Exercise prompt - Copy out every line of the data that has the word "icon" somewhere in it.

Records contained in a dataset
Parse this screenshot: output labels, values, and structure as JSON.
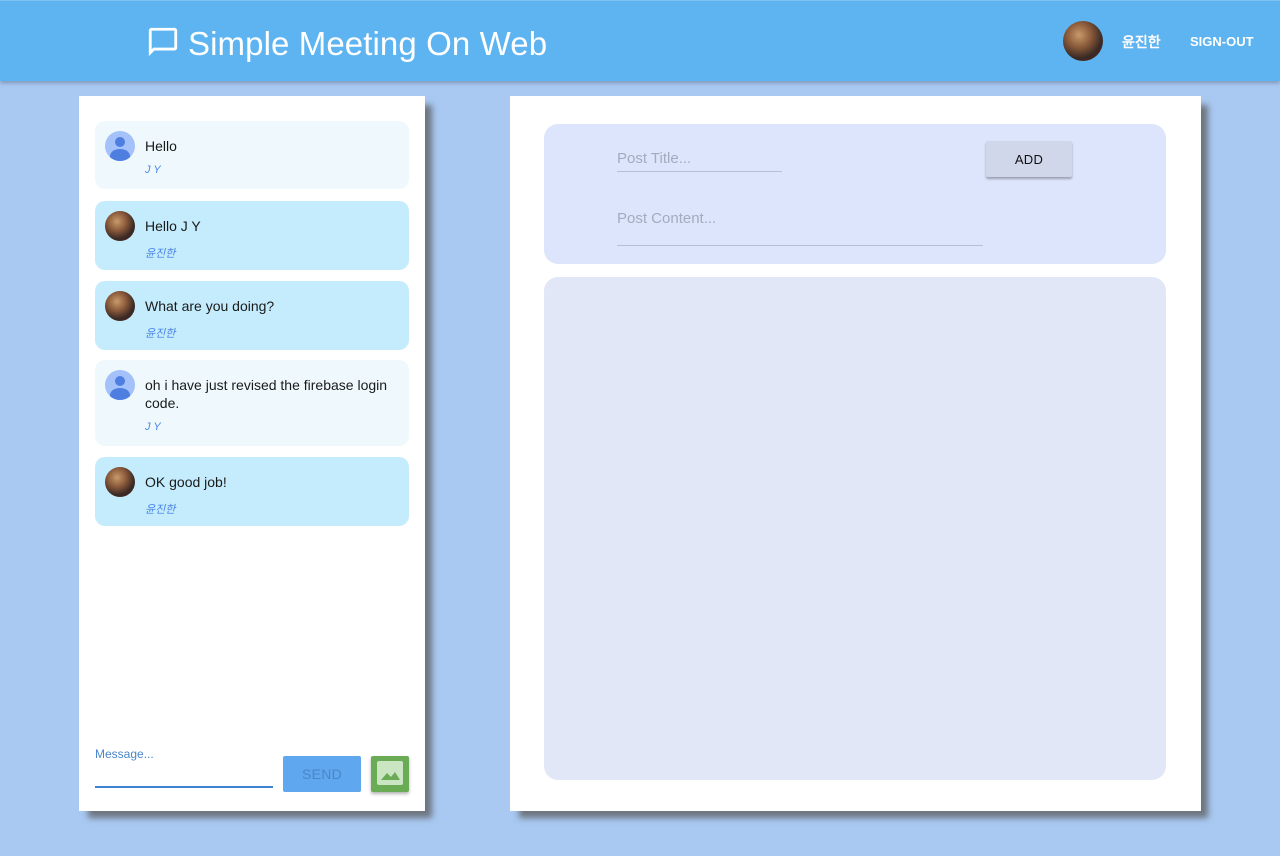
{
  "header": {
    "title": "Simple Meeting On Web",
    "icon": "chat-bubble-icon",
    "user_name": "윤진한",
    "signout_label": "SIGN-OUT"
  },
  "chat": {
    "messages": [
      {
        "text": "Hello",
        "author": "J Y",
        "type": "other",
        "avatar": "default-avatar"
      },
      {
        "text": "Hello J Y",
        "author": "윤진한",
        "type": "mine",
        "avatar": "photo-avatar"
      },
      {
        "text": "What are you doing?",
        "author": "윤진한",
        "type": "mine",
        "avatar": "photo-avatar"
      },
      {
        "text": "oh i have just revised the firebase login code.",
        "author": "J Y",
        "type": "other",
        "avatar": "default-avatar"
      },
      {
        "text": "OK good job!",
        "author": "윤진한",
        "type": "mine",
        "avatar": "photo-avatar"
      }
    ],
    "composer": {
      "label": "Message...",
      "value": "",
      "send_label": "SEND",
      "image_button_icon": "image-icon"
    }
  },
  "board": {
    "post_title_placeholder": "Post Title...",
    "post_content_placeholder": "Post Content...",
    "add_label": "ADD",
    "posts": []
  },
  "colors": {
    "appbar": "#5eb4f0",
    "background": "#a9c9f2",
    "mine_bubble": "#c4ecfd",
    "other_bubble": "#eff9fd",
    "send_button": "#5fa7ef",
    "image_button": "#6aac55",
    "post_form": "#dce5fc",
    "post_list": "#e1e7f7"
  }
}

Result for this exercise -
    "icon": "chat-bubble-icon",
      "image_button_icon": "image-icon"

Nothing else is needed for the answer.